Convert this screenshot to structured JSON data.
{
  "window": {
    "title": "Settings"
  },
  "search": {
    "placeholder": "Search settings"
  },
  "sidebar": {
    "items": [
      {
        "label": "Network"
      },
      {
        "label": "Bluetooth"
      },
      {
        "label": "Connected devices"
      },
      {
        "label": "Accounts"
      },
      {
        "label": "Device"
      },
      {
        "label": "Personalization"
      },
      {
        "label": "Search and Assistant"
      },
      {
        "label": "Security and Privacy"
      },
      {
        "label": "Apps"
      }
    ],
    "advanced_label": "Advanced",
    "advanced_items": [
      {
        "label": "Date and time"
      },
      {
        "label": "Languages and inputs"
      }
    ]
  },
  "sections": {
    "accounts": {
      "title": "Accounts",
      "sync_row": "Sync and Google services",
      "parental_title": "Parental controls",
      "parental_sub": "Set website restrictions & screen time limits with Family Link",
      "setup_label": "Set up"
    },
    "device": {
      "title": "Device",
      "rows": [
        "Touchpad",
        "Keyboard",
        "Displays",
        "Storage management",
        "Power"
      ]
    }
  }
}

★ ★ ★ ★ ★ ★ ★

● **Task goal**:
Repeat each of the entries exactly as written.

● **Answer section**:
Convert this screenshot to structured JSON data.
{
  "window": {
    "title": "Settings"
  },
  "search": {
    "placeholder": "Search settings"
  },
  "sidebar": {
    "items": [
      {
        "label": "Network"
      },
      {
        "label": "Bluetooth"
      },
      {
        "label": "Connected devices"
      },
      {
        "label": "Accounts"
      },
      {
        "label": "Device"
      },
      {
        "label": "Personalization"
      },
      {
        "label": "Search and Assistant"
      },
      {
        "label": "Security and Privacy"
      },
      {
        "label": "Apps"
      }
    ],
    "advanced_label": "Advanced",
    "advanced_items": [
      {
        "label": "Date and time"
      },
      {
        "label": "Languages and inputs"
      }
    ]
  },
  "sections": {
    "accounts": {
      "title": "Accounts",
      "sync_row": "Sync and Google services",
      "parental_title": "Parental controls",
      "parental_sub": "Set website restrictions & screen time limits with Family Link",
      "setup_label": "Set up"
    },
    "device": {
      "title": "Device",
      "rows": [
        "Touchpad",
        "Keyboard",
        "Displays",
        "Storage management",
        "Power"
      ]
    }
  }
}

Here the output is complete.